### EXERCISE PROMPT
Wherever "JSON" shows up in the records below, copy the whole line.

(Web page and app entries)
****************

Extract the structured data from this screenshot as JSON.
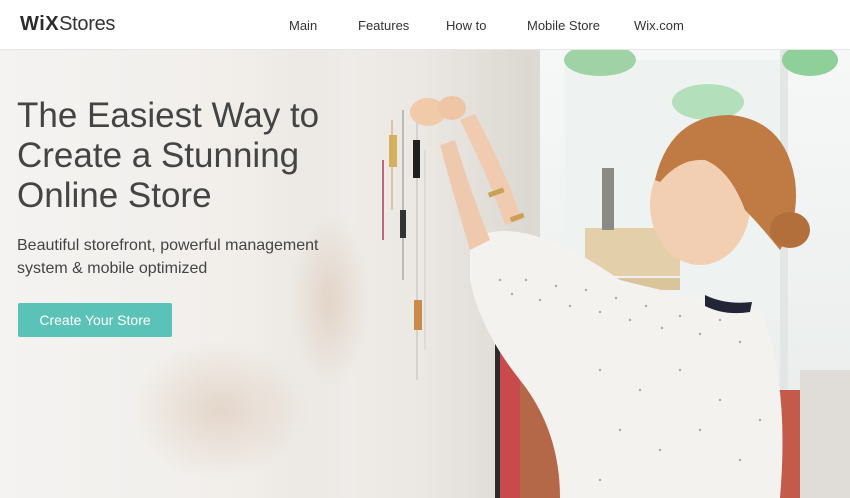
{
  "header": {
    "logo_bold": "WiX",
    "logo_light": "Stores",
    "nav": [
      {
        "label": "Main"
      },
      {
        "label": "Features"
      },
      {
        "label": "How to"
      },
      {
        "label": "Mobile Store"
      },
      {
        "label": "Wix.com"
      }
    ]
  },
  "hero": {
    "title": "The Easiest Way to Create a Stunning Online Store",
    "subtitle": "Beautiful storefront, powerful management system & mobile optimized",
    "cta_label": "Create Your Store",
    "image_description": ""
  },
  "colors": {
    "accent": "#5bc2b8",
    "text": "#444444",
    "header_bg": "#ffffff"
  }
}
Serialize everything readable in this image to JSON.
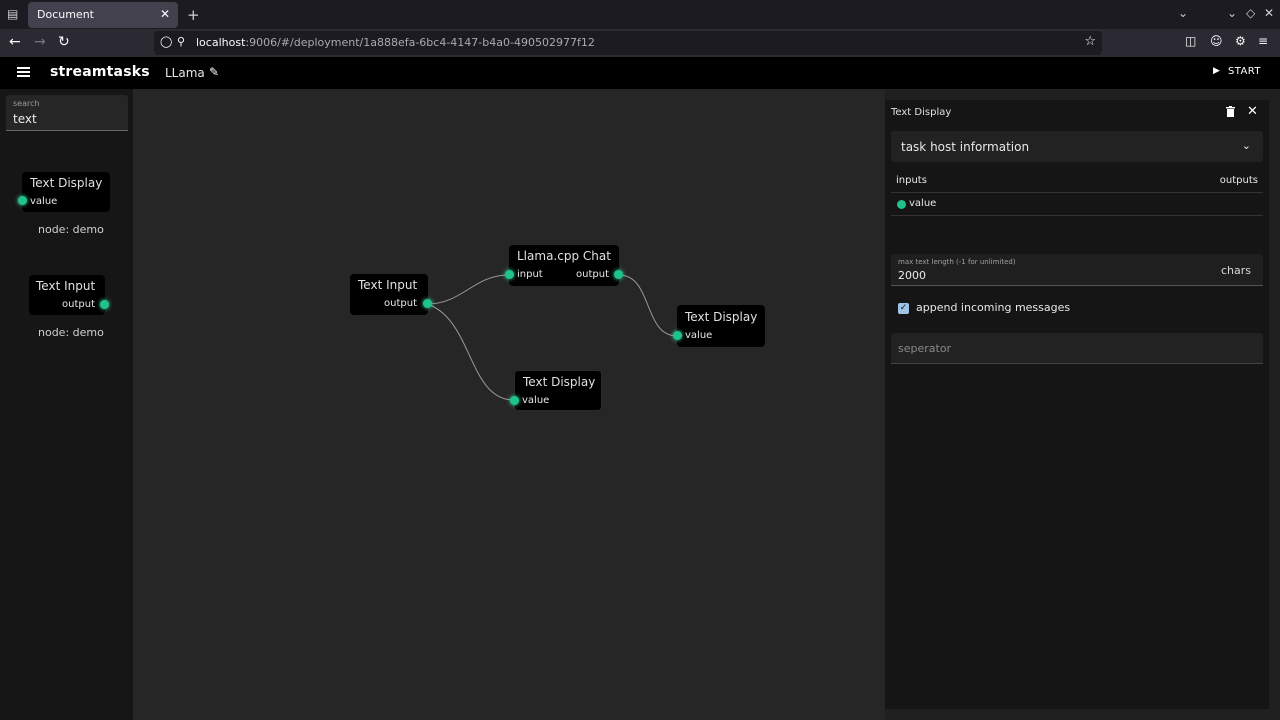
{
  "browser": {
    "tab_title": "Document",
    "url_host": "localhost",
    "url_rest": ":9006/#/deployment/1a888efa-6bc4-4147-b4a0-490502977f12"
  },
  "app": {
    "brand": "streamtasks",
    "project": "LLama",
    "start_label": "START"
  },
  "sidebar": {
    "search_label": "search",
    "search_value": "text",
    "nodes": [
      {
        "title": "Text Display",
        "port": "value",
        "meta": "node: demo"
      },
      {
        "title": "Text Input",
        "port": "output",
        "meta": "node: demo"
      }
    ]
  },
  "canvas": {
    "nodes": [
      {
        "title": "Text Input",
        "ports": {
          "output": "output"
        }
      },
      {
        "title": "Llama.cpp Chat",
        "ports": {
          "input": "input",
          "output": "output"
        }
      },
      {
        "title": "Text Display",
        "ports": {
          "input": "value"
        }
      },
      {
        "title": "Text Display",
        "ports": {
          "input": "value"
        }
      }
    ]
  },
  "panel": {
    "title": "Text Display",
    "accordion": "task host information",
    "inputs_label": "inputs",
    "outputs_label": "outputs",
    "input_port": "value",
    "max_len_label": "max text length (-1 for unlimited)",
    "max_len_value": "2000",
    "max_len_unit": "chars",
    "append_label": "append incoming messages",
    "append_checked": true,
    "separator_placeholder": "seperator"
  },
  "colors": {
    "port": "#1ec48a",
    "node_bg": "#000000",
    "canvas_bg": "#262626",
    "sidebar_bg": "#161616"
  }
}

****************

### TASK RESPONSE
Extract the structured data from this screenshot as JSON.
Serialize everything readable in this image to JSON.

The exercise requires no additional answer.